Player injuries are an unfortunate but inevitable part of youth sports. However, like so many other aspects of sports, injuries provide “teachable moments.” These are opportunities for Responsible Coaches to use misfortune or adversity to teach a life lesson and cultivate character.
The single most important thing to address is the possibility that the injured player becomes depressed. With sports at the center of so many children’s lives, the absence can leave a void that can quickly fill with negativity. The physical and emotional energy previously brought to practice and games, now lacking an outlet, can turn to inward anger. It is not uncommon for children, especially adolescents, to define themselves by their sports and to therefore question their identity or self-worth when the sport is taken away. Responsible Sport Parents and Coaches together can partner to keep our youth players positive.
For Responsible Coaches, one of the keys to combating negativity is by keeping the player involved in the team. As long as the player contributes, he or she resists at least some of the negative feelings that accompany injury. In fact, a forced idleness is a great opportunity for a player to view the game differently than it appears in the midst of action. For example, the sidelines are an unparalleled place to recognize offensive patterns or defensive strategies. It may take long and repeated talks with injured players before they understand and accept the opportunity to learn this way. However, it is worth the investment, because it is healthy for the player and can turn him into a sideline asset.

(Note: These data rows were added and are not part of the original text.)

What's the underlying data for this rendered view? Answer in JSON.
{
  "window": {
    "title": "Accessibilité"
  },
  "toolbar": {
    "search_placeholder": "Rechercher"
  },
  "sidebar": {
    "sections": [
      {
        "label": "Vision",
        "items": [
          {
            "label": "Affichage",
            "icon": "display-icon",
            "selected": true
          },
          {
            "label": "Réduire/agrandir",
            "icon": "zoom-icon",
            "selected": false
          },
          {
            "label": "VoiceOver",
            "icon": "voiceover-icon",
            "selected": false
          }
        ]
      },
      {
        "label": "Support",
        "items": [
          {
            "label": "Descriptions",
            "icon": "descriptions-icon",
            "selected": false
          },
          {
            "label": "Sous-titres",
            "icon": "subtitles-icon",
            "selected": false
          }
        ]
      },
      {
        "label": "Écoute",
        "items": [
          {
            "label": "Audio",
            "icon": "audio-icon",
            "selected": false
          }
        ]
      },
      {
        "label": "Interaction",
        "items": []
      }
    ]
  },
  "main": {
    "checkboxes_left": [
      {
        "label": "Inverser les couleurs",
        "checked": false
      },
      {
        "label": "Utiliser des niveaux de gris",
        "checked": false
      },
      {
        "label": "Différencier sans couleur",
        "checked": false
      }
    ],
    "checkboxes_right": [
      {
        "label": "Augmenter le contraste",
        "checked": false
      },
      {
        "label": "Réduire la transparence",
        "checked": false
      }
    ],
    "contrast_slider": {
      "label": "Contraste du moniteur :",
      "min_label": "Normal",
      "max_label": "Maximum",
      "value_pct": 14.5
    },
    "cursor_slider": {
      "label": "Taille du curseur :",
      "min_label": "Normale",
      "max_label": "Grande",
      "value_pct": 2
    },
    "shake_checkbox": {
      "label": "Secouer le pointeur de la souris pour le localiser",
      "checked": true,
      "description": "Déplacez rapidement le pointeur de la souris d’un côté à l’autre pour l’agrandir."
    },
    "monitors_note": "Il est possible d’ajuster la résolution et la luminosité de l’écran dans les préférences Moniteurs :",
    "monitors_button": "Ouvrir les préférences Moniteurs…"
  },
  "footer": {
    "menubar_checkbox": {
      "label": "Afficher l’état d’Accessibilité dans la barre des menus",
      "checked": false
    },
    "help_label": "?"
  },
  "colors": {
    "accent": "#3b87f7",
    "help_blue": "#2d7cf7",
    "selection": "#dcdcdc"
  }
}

You, as coach, gain another set of eyes and another source of encouragement to the other players.
To cultivate the behavior you want from the injured player, you must assign specific tasks. Doing so:
- Demonstrates the sincerity of your statement that the player still can contribute
- Occupies his or her pent-up energy
- Can yield invaluable insight into your own team and your opponents.
Here are some specific tasks you might assign:
- Watching the clock to help coaches manage play-calling
- Studying teammates and opponents who play the same position as the injured player so he can identify techniques to try (or avoid!) after return from injury
- Assessing other positions they may want to consider playing when healthy
- Charting tendencies of a specific opponent and reporting to coaches at halftime or advising teammates between series
- Helping substitute players warm up and prepare to enter the game
- Encouraging players as they wait on the sidelines between series
- Keeping track of normally uncharted statistics, especially effort goals
Many of these tasks will have the injured player deliver good news to teammates, thus keeping them involved and strengthening bonds between players. Seeing the silver lining within the cloud of the injury will speed the injured player’s recovery, at least emotionally, and keep him or her as a positive force on your team.
For Responsible Sports Parents on the sideline, consider engaging your youth athlete in some of these very topics – asking them after the game what they thought of the opponent’s strategy or asking them how their team did against their effort goals. And yes, even though your child might not be playing due to his or her injury, Responsible Sports Parents can help reinforce the essential life lessons from sports by continuing to go to games and cheer for the team from the stands.
Has your athlete or your team struggled with motivating injured players this season? We’d love to hear from you. Write us at firstname.lastname@example.org and let us know what your experiences have been!
Phone: (914) 235-5110
Fax: (914) 235-5323
32 Elm Place, Suite 1S
Rye, New York 10580